■ **TASK STATEMENT**
Which lines below mention "region"? Pick each one out.

■ **ENTRIES SHOWN**
◆ ◆ ◆ ◆
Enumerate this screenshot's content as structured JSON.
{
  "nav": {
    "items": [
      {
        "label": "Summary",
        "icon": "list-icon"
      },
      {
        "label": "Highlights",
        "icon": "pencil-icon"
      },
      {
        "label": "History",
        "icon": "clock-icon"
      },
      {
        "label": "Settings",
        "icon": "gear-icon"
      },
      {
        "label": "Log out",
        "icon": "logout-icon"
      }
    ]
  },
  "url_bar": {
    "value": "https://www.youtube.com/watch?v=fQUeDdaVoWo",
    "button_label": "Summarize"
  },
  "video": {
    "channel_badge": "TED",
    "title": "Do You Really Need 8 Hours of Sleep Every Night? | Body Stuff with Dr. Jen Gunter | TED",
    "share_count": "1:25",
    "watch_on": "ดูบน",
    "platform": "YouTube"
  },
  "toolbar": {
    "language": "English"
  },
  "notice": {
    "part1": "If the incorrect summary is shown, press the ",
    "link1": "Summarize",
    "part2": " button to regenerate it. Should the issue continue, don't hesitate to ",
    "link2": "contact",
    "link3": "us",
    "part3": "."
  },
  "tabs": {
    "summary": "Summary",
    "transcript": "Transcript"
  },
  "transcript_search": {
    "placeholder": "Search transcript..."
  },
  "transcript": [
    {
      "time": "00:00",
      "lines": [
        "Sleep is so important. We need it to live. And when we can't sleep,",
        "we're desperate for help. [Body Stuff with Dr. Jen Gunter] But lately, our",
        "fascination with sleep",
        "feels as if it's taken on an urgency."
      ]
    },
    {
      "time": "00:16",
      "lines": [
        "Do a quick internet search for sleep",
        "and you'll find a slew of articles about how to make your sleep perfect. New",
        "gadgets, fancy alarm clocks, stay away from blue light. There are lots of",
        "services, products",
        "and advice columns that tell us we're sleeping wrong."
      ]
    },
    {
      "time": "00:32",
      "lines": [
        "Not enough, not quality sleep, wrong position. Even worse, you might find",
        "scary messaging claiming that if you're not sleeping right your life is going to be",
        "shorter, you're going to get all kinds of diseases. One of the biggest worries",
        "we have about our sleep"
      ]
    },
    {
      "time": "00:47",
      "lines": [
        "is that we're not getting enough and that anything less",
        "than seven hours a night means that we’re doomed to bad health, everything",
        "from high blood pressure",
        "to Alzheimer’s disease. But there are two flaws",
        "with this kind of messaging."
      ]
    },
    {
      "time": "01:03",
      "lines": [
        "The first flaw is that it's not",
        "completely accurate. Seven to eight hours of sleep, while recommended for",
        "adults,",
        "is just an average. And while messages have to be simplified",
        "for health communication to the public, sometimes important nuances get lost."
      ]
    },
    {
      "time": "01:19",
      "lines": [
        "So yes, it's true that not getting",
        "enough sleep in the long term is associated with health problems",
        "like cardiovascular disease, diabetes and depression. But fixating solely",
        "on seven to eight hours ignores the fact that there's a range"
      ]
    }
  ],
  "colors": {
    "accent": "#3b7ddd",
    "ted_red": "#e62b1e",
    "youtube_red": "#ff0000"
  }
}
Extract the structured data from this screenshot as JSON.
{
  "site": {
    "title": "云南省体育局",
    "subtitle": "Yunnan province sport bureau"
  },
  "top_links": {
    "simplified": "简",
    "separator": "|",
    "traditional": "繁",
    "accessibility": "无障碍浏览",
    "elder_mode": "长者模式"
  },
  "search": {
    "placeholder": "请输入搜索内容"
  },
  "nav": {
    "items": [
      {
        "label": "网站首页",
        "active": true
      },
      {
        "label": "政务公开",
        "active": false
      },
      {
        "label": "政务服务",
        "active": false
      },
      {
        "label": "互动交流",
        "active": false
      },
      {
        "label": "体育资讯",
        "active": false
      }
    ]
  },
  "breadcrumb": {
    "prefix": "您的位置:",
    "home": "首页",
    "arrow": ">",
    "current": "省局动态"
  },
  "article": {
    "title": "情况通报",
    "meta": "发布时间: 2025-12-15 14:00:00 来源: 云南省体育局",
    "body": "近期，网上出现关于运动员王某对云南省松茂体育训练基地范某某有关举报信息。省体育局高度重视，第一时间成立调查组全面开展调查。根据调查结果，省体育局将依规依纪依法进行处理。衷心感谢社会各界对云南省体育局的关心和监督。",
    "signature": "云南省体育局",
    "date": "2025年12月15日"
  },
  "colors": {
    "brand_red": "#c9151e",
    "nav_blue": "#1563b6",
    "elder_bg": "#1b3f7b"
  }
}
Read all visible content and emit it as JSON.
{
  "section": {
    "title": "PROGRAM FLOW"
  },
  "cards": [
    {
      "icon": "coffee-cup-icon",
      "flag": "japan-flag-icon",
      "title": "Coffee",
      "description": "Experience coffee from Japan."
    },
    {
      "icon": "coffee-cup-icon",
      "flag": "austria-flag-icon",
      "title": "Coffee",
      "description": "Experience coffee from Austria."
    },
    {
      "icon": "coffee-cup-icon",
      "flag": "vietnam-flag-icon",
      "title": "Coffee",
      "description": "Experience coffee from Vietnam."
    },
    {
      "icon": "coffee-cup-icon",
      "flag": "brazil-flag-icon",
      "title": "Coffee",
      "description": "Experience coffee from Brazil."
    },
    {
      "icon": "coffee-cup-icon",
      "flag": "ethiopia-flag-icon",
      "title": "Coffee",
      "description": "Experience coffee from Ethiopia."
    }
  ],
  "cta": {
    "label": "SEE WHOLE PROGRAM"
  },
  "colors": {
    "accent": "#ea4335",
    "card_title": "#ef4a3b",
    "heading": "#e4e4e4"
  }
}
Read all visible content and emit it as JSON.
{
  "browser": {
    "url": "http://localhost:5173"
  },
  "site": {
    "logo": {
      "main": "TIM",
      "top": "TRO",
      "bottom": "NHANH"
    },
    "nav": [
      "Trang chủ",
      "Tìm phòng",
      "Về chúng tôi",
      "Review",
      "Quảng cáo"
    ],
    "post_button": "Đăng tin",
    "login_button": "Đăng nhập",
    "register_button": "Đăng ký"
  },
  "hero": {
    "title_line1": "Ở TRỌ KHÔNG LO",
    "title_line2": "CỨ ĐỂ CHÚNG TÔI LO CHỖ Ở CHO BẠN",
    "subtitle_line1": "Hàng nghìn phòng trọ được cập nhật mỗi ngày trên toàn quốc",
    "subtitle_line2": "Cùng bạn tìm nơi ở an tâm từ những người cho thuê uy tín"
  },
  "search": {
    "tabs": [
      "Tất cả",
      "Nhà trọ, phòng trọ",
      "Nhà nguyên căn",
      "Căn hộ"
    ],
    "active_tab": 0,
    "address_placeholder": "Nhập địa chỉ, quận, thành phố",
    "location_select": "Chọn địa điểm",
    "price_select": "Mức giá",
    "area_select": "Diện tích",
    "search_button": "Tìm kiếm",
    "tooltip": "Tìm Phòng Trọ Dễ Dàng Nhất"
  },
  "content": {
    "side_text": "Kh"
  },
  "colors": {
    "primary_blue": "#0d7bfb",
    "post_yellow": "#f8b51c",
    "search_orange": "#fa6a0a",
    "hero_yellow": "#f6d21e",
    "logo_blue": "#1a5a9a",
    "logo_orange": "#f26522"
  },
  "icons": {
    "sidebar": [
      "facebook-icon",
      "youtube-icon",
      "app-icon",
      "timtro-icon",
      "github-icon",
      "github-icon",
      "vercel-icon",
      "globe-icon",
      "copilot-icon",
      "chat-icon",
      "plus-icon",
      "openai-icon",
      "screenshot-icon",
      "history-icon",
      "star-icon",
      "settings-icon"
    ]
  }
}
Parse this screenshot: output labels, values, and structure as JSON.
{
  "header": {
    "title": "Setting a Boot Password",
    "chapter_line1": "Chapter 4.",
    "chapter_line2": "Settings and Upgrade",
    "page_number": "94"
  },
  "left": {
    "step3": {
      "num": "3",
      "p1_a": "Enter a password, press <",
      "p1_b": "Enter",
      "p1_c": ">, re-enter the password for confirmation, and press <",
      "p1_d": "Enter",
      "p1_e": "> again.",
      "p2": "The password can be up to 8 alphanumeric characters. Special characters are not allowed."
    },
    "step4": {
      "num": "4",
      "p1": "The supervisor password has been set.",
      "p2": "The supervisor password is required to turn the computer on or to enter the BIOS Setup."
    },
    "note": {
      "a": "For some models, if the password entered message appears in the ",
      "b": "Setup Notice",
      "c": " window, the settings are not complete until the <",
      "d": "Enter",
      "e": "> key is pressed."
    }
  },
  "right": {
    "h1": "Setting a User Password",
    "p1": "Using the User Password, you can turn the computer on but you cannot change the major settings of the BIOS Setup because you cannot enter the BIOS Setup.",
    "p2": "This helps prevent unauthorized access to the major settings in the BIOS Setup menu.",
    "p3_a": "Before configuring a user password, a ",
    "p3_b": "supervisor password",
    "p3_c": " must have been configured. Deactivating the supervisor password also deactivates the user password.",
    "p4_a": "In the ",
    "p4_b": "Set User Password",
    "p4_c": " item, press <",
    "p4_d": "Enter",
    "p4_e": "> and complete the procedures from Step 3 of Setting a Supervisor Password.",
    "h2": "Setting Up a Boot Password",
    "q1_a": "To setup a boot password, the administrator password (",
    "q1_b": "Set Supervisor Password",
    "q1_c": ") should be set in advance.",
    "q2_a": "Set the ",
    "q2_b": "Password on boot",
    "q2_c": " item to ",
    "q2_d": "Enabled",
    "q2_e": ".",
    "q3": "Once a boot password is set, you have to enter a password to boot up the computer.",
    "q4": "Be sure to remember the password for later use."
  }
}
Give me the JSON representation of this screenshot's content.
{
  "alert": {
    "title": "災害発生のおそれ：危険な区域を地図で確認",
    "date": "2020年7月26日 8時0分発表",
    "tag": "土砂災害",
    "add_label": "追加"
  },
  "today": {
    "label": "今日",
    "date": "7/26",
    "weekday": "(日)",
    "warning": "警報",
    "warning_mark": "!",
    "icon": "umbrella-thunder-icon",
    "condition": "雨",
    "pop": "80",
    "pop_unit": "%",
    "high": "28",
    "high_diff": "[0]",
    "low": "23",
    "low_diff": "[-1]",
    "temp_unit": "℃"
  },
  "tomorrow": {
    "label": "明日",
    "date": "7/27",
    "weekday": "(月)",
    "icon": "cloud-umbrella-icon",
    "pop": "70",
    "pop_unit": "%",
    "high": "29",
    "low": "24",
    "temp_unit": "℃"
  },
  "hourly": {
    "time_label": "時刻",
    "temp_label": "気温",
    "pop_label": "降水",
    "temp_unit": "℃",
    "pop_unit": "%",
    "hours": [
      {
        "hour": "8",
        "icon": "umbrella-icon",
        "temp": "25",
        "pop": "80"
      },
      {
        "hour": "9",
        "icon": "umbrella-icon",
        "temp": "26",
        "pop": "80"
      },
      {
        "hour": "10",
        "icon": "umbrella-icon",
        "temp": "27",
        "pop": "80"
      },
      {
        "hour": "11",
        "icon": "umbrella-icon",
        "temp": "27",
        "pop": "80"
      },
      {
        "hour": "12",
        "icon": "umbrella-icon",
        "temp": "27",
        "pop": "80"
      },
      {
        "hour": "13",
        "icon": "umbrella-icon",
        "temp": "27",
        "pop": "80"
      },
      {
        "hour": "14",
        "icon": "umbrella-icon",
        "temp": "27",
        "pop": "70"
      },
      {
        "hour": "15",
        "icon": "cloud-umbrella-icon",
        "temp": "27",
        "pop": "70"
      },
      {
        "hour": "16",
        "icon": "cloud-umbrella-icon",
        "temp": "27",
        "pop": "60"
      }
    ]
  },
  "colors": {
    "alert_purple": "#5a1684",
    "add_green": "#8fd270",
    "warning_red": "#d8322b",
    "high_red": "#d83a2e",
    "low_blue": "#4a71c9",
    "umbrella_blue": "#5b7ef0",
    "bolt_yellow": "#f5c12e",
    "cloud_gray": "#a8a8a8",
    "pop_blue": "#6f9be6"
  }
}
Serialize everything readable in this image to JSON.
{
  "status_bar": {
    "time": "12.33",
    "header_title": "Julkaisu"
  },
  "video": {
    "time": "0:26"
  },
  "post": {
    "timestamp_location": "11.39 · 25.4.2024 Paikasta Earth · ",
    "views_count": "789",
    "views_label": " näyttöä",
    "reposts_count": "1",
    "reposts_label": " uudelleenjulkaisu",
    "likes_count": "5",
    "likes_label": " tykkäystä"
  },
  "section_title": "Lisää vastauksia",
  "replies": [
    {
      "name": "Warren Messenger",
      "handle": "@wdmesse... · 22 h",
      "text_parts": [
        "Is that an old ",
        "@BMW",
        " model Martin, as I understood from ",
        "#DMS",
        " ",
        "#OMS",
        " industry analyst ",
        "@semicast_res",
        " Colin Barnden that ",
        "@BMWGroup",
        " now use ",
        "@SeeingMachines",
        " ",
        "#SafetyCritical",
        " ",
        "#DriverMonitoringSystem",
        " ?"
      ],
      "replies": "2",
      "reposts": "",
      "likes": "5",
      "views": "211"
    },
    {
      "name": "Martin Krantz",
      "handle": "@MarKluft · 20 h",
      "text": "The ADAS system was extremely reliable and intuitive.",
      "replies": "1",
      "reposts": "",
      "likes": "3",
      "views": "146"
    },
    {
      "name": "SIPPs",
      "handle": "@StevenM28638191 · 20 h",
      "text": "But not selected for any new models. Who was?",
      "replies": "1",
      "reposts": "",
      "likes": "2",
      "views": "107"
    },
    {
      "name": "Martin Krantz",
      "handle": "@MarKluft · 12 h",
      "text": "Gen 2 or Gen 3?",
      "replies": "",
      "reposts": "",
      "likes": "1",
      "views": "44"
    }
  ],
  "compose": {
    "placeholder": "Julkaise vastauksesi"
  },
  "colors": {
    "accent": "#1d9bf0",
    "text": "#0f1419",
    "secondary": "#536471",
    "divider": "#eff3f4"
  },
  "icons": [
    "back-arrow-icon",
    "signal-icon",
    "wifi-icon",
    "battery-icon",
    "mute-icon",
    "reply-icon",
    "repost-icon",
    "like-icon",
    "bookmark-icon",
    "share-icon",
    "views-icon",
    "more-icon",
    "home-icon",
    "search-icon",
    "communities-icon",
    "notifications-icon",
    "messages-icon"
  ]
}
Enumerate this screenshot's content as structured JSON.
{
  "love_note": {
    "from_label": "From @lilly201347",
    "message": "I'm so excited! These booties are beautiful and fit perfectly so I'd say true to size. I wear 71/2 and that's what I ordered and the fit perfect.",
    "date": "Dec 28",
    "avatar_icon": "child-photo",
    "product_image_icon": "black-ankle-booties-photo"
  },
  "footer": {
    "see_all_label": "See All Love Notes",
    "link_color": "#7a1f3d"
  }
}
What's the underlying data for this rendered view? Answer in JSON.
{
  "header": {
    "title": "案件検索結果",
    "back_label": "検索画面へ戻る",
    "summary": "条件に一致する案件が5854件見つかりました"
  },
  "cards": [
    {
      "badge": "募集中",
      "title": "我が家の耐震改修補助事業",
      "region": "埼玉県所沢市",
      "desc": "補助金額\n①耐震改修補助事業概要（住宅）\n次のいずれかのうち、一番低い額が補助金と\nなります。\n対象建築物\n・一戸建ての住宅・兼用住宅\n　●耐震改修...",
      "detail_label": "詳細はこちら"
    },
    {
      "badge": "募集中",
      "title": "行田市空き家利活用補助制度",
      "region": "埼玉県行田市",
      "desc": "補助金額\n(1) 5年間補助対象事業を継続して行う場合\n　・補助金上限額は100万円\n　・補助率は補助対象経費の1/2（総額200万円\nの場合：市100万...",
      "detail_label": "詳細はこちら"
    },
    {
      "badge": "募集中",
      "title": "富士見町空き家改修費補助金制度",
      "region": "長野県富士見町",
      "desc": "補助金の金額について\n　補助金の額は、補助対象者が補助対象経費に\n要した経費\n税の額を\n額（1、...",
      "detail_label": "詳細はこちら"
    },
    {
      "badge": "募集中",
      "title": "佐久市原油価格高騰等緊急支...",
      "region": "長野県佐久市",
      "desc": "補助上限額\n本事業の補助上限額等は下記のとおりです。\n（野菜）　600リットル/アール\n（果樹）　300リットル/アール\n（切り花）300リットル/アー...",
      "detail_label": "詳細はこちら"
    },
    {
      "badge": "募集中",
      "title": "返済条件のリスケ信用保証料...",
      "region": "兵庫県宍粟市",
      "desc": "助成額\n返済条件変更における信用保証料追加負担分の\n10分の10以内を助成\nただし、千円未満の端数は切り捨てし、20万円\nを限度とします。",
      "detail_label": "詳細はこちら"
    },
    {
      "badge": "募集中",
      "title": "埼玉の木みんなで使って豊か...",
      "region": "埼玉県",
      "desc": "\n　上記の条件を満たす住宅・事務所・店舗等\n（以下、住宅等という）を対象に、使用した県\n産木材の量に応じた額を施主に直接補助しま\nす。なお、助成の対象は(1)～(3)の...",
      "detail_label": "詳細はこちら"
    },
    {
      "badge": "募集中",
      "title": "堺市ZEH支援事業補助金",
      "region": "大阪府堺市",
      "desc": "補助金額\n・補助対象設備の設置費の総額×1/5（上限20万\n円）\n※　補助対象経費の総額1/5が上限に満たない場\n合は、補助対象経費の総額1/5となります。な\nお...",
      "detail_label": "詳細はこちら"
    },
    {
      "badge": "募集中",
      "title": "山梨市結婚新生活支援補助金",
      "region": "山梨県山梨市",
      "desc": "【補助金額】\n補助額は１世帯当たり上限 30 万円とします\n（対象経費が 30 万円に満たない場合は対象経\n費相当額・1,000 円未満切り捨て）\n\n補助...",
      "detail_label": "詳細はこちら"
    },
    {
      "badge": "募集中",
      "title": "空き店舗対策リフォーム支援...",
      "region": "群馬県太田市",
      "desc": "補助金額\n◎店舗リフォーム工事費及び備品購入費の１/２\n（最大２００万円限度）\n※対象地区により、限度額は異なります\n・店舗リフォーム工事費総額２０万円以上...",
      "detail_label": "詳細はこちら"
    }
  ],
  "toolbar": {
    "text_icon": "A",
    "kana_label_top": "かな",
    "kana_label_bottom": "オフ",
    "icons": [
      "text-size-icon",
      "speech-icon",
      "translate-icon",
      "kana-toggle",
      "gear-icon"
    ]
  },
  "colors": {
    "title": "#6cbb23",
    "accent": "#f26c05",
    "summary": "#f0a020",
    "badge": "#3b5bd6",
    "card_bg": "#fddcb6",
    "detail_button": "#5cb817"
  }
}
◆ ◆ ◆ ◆
■ **SOLUTION TO THIS PROBLEM**
      "region": "埼玉県所沢市",
      "region": "埼玉県行田市",
      "region": "長野県富士見町",
      "region": "長野県佐久市",
      "region": "兵庫県宍粟市",
      "region": "埼玉県",
      "region": "大阪府堺市",
      "region": "山梨県山梨市",
      "region": "群馬県太田市",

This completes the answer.